» **Exercise requirements**
Copy each line of the records that holds the string "time".

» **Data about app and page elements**
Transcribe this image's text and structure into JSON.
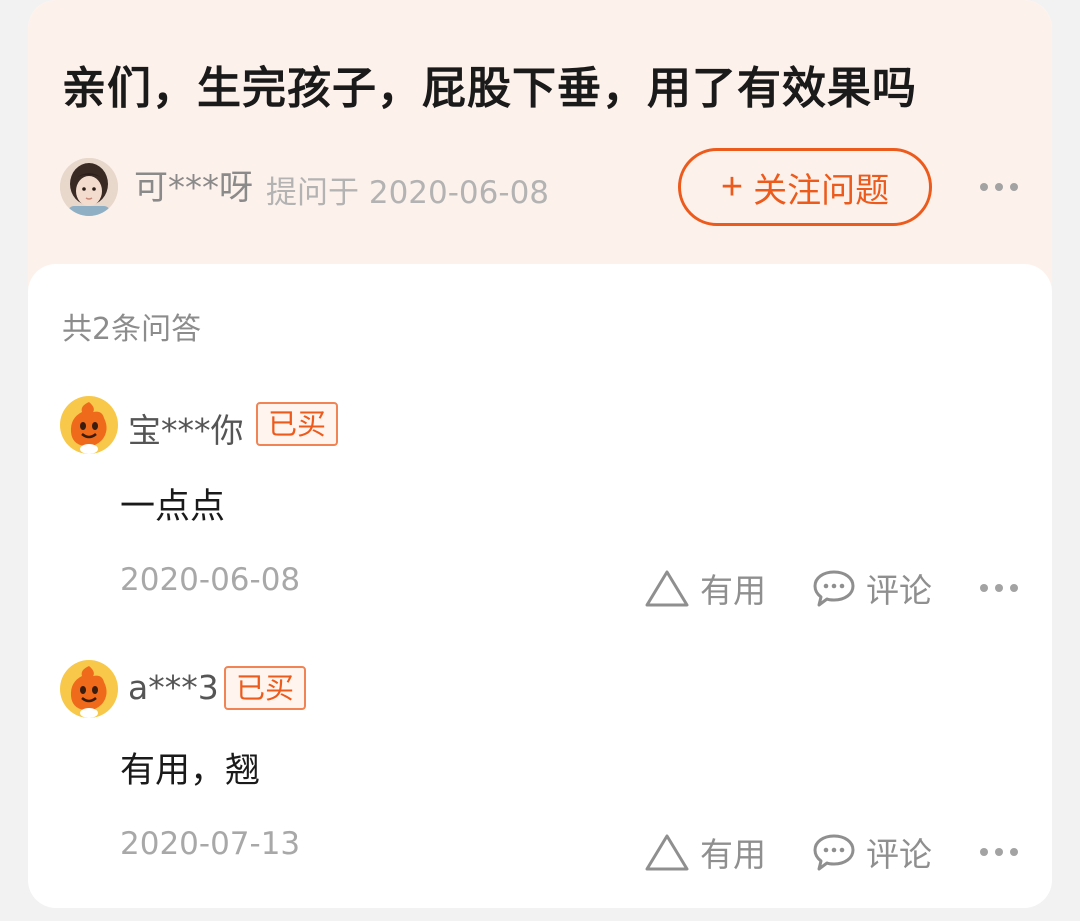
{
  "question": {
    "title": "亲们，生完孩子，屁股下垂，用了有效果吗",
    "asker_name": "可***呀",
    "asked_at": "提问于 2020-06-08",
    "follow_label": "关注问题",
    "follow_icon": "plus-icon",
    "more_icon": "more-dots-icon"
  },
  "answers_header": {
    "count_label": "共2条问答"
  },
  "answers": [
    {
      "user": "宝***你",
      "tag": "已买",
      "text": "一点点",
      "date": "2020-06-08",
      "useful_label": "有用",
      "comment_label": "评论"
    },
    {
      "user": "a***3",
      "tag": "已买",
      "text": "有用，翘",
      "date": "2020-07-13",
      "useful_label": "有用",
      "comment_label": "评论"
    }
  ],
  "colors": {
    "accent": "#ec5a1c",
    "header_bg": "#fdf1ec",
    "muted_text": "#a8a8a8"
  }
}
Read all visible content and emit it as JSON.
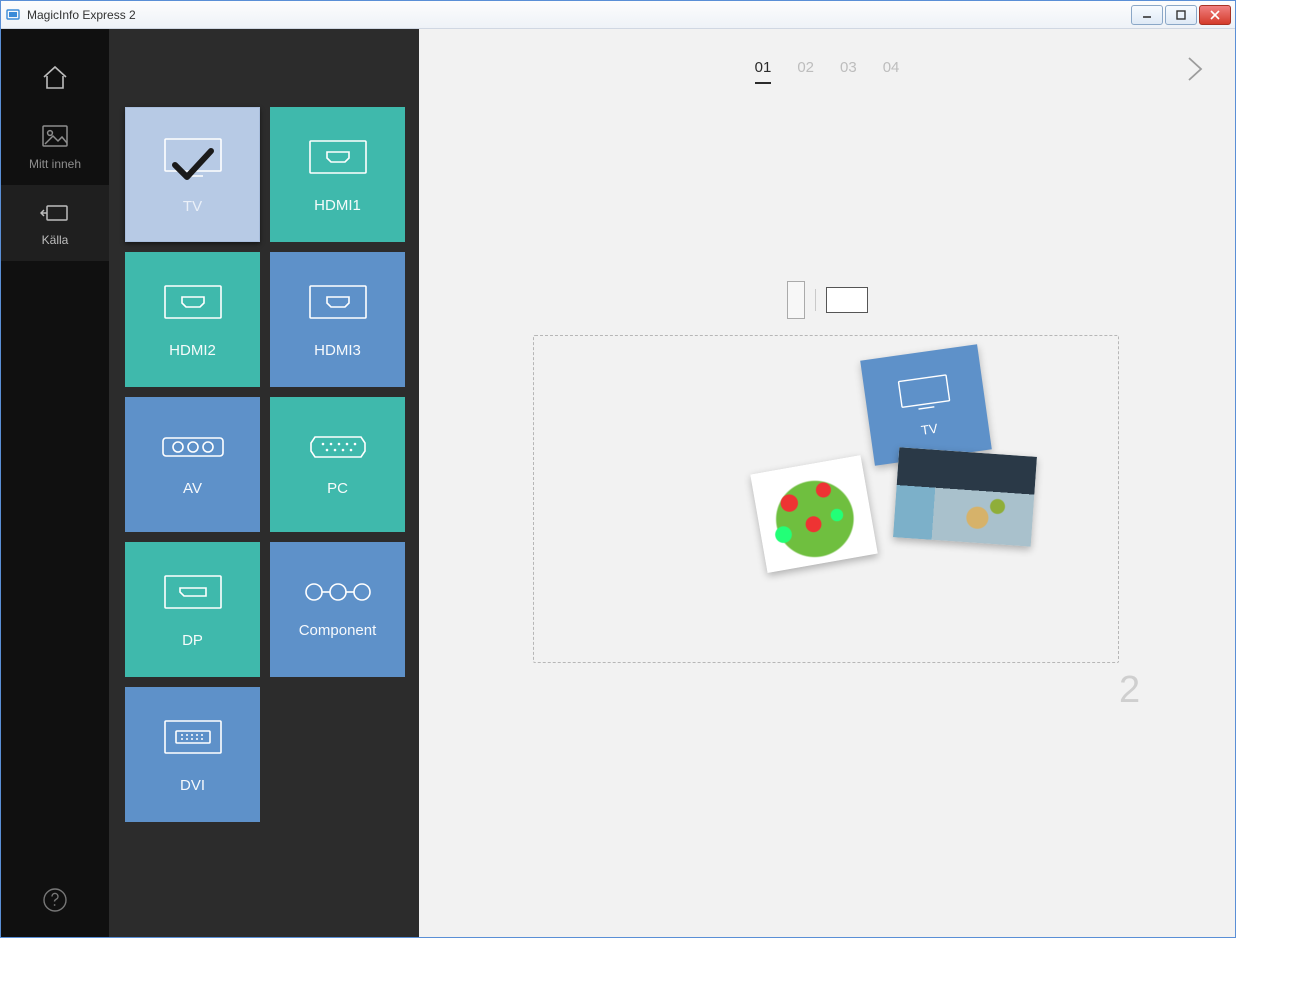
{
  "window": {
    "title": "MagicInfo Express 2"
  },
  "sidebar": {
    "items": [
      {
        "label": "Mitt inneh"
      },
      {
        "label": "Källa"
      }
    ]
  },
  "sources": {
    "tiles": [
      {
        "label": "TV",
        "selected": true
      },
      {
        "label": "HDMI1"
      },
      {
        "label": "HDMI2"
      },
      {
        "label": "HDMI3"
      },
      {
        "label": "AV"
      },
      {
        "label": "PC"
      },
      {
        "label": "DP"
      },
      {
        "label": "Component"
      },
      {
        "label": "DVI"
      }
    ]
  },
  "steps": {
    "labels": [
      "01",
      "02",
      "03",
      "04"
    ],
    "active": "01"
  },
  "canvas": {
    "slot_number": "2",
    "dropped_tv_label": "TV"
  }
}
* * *
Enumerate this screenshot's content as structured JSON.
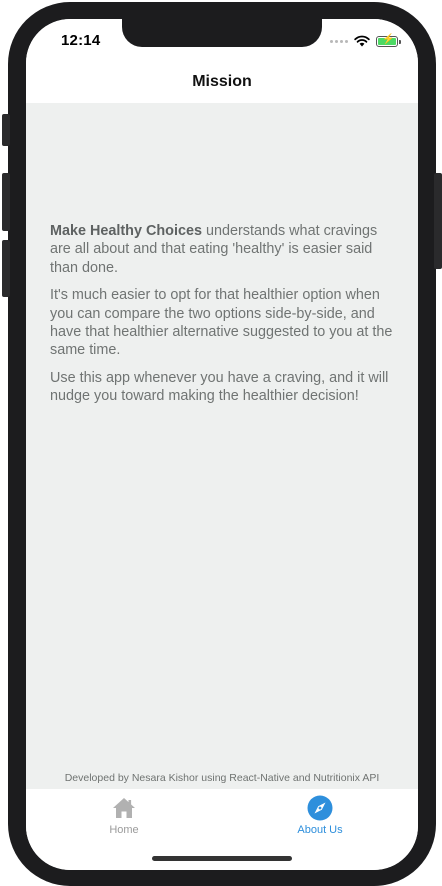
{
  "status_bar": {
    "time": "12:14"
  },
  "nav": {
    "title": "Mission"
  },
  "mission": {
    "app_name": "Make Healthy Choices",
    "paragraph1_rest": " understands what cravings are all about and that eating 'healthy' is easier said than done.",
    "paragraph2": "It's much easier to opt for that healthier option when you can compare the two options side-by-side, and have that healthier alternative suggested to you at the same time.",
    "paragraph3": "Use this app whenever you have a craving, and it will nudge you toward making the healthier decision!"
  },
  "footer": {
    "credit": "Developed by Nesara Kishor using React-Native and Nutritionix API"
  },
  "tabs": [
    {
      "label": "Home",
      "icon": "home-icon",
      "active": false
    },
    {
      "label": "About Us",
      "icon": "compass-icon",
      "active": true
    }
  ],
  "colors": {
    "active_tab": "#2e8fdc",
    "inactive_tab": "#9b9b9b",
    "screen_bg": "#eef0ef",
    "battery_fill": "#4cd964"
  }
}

» **Solution**
    "time": "12:14"
    "paragraph2": "It's much easier to opt for that healthier option when you can compare the two options side-by-side, and have that healthier alternative suggested to you at the same time.",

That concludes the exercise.